TASK DETAILS
Your answer must be the full listing below, repeated exactly.

-- -- --

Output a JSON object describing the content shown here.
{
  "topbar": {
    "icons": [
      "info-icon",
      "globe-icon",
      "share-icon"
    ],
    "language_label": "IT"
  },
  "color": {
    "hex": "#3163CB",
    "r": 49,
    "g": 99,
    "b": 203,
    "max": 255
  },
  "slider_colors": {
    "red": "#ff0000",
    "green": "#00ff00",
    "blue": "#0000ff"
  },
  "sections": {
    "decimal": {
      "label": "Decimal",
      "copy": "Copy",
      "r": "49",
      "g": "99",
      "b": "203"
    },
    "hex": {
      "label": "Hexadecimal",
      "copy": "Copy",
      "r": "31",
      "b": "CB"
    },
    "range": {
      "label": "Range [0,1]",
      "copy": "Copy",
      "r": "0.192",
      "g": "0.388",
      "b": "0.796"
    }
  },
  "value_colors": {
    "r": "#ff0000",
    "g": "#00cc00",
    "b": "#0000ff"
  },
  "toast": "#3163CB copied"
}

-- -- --

OUTPUT FOR THIS EXERCISE
Output a JSON object describing the content shown here.
{
  "topbar": {
    "icons": [
      "info-icon",
      "globe-icon",
      "share-icon"
    ],
    "language_label": "IT"
  },
  "color": {
    "hex": "#3163CB",
    "r": 49,
    "g": 99,
    "b": 203,
    "max": 255
  },
  "slider_colors": {
    "red": "#ff0000",
    "green": "#00ff00",
    "blue": "#0000ff"
  },
  "sections": {
    "decimal": {
      "label": "Decimal",
      "copy": "Copy",
      "r": "49",
      "g": "99",
      "b": "203"
    },
    "hex": {
      "label": "Hexadecimal",
      "copy": "Copy",
      "r": "31",
      "b": "CB"
    },
    "range": {
      "label": "Range [0,1]",
      "copy": "Copy",
      "r": "0.192",
      "g": "0.388",
      "b": "0.796"
    }
  },
  "value_colors": {
    "r": "#ff0000",
    "g": "#00cc00",
    "b": "#0000ff"
  },
  "toast": "#3163CB copied"
}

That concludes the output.